Fred Towler was keen to go. He was 23 and his ship had government orders to steam 4300km from Auckland to patrol off Mururoa Atoll in French Polynesia.
"I was navy to do things for New Zealand, no matter what. I had agreed with nuclear weapons because then - in 1973 - we were under the American and British defence umbrella. But we knew this was not firing nuclear weapons - but a protest," recalls Mr Fowler, now 64.
Waiting weeks for the French to detonate a nuclear warhead, the ship's company, off duty, amused themselves with a Miss Otago contest, games of poker and bingo and a naval version of snakes and ladders called "uckers".
French military planes flying overhead were greeted by the sailors on deck with "brown eyes".
Their ship was to see one test on its assignment.
"When the test was about to happen we were below at battle stations with doors and hatches tightly closed.
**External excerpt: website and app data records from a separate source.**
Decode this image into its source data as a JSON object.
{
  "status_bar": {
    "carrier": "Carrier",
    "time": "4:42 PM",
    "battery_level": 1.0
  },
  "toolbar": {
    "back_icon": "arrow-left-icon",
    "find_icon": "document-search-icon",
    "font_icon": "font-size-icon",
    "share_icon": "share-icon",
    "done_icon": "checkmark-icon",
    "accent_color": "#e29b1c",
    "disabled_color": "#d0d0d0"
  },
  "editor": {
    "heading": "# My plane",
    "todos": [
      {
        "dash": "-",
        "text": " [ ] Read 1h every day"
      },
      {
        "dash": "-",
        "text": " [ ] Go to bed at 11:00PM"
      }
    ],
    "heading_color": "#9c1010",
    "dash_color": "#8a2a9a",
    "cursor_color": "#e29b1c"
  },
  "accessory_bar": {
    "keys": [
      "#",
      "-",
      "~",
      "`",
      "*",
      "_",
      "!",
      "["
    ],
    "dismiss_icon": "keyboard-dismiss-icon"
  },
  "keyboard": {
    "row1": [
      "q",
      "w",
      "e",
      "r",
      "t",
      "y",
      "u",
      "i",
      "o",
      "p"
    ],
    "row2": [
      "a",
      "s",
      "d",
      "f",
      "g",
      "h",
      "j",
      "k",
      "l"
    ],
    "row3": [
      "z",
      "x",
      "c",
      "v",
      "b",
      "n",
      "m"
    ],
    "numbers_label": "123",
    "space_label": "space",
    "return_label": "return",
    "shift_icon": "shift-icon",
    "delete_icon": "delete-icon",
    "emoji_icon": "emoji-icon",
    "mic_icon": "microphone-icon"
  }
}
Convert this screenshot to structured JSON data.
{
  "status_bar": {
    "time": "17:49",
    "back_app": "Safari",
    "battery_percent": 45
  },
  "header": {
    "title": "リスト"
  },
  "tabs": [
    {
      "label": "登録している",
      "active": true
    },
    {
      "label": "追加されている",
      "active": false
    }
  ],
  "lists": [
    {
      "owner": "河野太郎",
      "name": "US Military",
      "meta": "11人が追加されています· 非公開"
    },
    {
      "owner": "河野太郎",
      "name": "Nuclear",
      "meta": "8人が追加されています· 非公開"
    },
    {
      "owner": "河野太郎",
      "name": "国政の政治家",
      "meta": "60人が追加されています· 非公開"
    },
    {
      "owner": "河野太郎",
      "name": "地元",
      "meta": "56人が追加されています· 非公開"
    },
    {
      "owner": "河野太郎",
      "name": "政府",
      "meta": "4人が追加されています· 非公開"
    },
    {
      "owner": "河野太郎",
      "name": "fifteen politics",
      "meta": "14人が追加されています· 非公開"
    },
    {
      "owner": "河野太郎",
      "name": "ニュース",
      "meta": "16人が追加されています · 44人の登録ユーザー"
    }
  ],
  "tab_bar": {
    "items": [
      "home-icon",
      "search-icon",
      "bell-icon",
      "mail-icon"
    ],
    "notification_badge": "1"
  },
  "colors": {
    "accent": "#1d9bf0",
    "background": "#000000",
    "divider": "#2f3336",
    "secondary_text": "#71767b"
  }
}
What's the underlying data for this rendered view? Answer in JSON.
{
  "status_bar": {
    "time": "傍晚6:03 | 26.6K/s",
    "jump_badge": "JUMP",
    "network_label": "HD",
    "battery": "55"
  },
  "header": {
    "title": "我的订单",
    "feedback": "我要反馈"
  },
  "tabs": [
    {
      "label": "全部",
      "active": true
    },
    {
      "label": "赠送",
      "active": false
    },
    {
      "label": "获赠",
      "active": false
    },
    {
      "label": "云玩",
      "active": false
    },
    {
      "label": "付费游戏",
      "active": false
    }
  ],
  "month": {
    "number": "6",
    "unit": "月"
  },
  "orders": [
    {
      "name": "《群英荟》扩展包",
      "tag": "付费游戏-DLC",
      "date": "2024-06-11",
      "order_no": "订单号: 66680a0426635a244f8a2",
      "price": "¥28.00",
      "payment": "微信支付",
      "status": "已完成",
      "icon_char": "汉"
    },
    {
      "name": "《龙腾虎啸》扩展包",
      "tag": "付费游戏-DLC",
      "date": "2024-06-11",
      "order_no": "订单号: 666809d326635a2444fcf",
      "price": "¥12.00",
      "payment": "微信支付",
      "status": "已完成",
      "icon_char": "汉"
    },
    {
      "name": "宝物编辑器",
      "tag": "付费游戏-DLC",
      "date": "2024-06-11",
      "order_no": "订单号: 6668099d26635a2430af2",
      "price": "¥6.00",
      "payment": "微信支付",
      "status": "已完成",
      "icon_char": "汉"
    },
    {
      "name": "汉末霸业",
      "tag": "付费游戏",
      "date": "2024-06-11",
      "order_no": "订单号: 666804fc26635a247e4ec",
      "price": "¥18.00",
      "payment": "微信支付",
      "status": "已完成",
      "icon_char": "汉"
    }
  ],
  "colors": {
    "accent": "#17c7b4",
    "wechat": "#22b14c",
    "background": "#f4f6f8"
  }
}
We knew where we were and were told it was a safe zone - and sat there while the bomb went off.
"We waited 10-15 minutes and then the captain broadcast we could look. We raced up top and could see the cloud slowly coming up the horizon."
Forty years on, Mr Towler is unsure whether he and his mates were exposed to radiation.
"You expected your boss to know you were going into atmosphere that was safe and you'd be fine."
But the belief of many Mururoa veterans that they were using desalinated sea water contaminated by nuclear fallout appalls Mr Towler.
"We showered in it twice a day."
That there could be a sinister side to a peaceful gesture by his Government did not dawn on him until well after he left the navy in late 1986.
Two of his three children, born some years after he came ashore, needed operations for a deformed gullet - the tube to the stomach.
His eldest son had slight cerebral palsy.
The medical specialist treating the gullet problem told him his was the only family in New Zealand to have that happen twice.
Also disturbing was the number of naval friends dying of cancer. "I can count on two hands the people who had cancer."
He had considered the possibility that "science got it completely wrong" when it came to assurances to the ships' officers that their crews would not be exposed to fallout risk and later, that they were not exposed.
"It is time that the Government looked into deformities of the children related to the crews on HMNZS Otago and HMNZS Canterbury," he said. "Some type of financial benefit to assist them in their life as disabled. At least, the Government should cover their medical costs."